According to Bouni, the power of the country’s constitutional court is restricted. It is supposed to be able to strike down unconstitutional laws. But the president, according to the constitution, assigns the members of the constitutional court to four-year posts, limiting the court’s independence. Another article in the constitution states that only the Syrian president or a quarter of the parliament can challenge unconstitutional laws.

As a result, the system is crippled, Bouni added.

“Obviously, they [members of parliament] are not going to issue unconstitutional laws and then refer them to court. Consequently, there are hundreds of unconstitutional laws in Syria and no one can challenge them,” he explained. “Since the establishment of the constitutional court not a single Syrian law has been challenged as unconstitutional.”

I published this article together with Syrian journalist Alma Hassoun in Syria Today

We used only first names for interviewees who wished to remain anonymous.

Syrian Constitution Stuck in the Past

The Syrian constitution is out of date with how Syria has changed in the last four decades since it was issued.

The current constitution has many articles in common with the series of constitutions drafted since the French left Syria in 1946. In a report published on the Damascus Center of Theoretical Studies and Human Rights, Syrian researcher Jan Habbash wrote that it was the previous 1958 and 1964 Syrian constitutions, for example, that introduced the one party political system in Syria. The constitution of 1950, on the other hand, first restricted presidency to Muslim Syrians after the French mandate.

Written in 1973, the current Syrian constitution is out of date with how Syria has changed in the last four decades, according to Nazih Maalouf, a lawyer and former judge. Syria’s 10th Five-Year Plan called for an open, social-market economy while the constitution clearly states that the country’s economic policy should be socialist. References to “socialism” and the “socialist Ba’ath party” occur 25 times in the first few pages of the constitution.

“The Baath party’s ideology defines all the articles of the constitution.

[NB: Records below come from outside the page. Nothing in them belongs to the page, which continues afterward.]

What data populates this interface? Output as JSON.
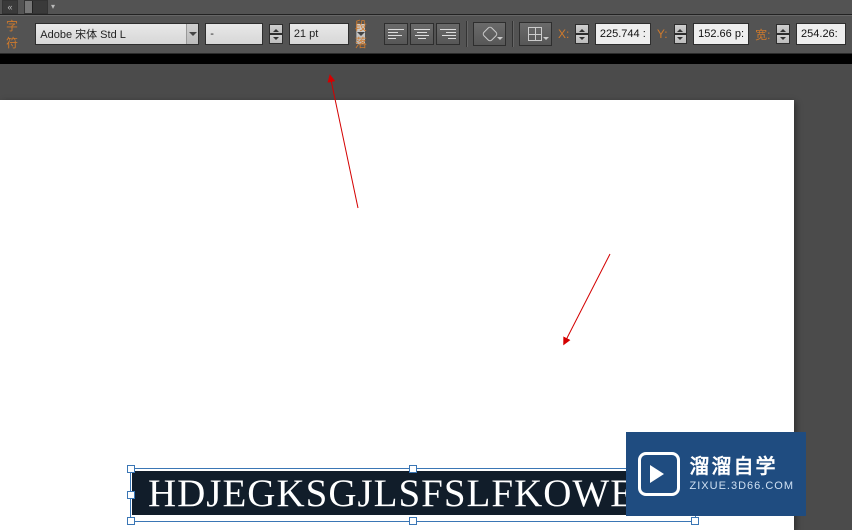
{
  "topstrip": {
    "chevron": "«"
  },
  "options": {
    "char_label": "字符",
    "font_family": "Adobe 宋体 Std L",
    "font_style": "-",
    "font_size": "21 pt",
    "para_label": "段落",
    "x_label": "X:",
    "x_value": "225.744 :",
    "y_label": "Y:",
    "y_value": "152.66 p:",
    "w_label": "宽:",
    "w_value": "254.26:"
  },
  "canvas": {
    "text": "HDJEGKSGJLSFSLFKOWEJE"
  },
  "watermark": {
    "title": "溜溜自学",
    "sub": "ZIXUE.3D66.COM"
  }
}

Therefore, there is no use in amending the constitution by the Baath party. Other expertise in the country must be involved too.”

Maalouf said in reality the concept of citizenship rests on the political system of the state. The general concept of citizenship, he said, is stipulated in the Universal Declaration of Human Rights, but in reality this concept relies on the political systems of socialism or capitalism.

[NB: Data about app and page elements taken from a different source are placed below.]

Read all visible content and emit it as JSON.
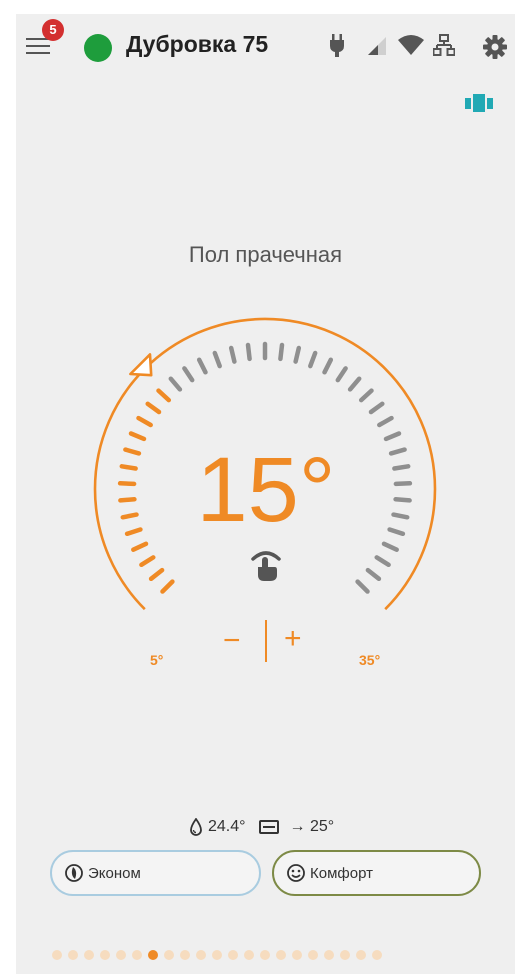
{
  "header": {
    "title": "Дубровка 75",
    "notification_count": "5",
    "status_color": "#1e9d3c",
    "icons": [
      "menu-icon",
      "plug-icon",
      "cellular-signal-icon",
      "wifi-icon",
      "ethernet-network-icon",
      "gear-icon"
    ]
  },
  "zone": {
    "name": "Пол прачечная",
    "target_temperature": "15°",
    "min_label": "5°",
    "max_label": "35°",
    "setpoint_value": 15,
    "range": [
      5,
      35
    ],
    "minus_label": "−",
    "plus_label": "+"
  },
  "readings": {
    "floor_temp": "24.4°",
    "target": "→ 25°"
  },
  "modes": {
    "economy_label": "Эконом",
    "comfort_label": "Комфорт"
  },
  "pager": {
    "total": 21,
    "active_index": 6
  },
  "colors": {
    "accent": "#ef8a25",
    "economy_border": "#a9cce0",
    "comfort_border": "#7d8a46",
    "dual_icon": "#21a9b4"
  }
}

Ahmed Haj Suleiman, from the parliamentary Constitutional and Legislative Committee said in an interview with state television that the constitution should be read and discussed as a whole, because all articles are related to each other.

Legal experts like veteran lawyer Anwar al-Bouni and Maalouf say that country’s political and legal authorities should be involved in writing a new constitution.

“Controversy is not limited to article number 8 [the article which grants the ruling Ba’ath party a monopoly on political power in the country] which was written under exceptional circumstances. The Baath party’s ideology defines all the articles of the constitution,” Maalouf said. “Therefore, there is no use in amending the constitution by the Baath party. Other expertise in the country must be involved too.”

They also call for the separation of power between the legislature, executive and judicial authorities, to protect the rights of Syrians citizens.

“I haven’t read the constitution, thus I do not know what should be changed. However, everyone is talking about it now, and specifically Article 8,” Majd al-Hamwi, a 22-year-old fine arts student in Damascus said. “What I know is that when people call for political pluralism and setting a certain presidential term, it is not because of a certain person or a certain party but because they want to participate,” he said.

This is a longer version of the text I published together with Syrian journalist Alma Hassoun as a box to accompany our story “Bill of Rights” in Syria Today magazine.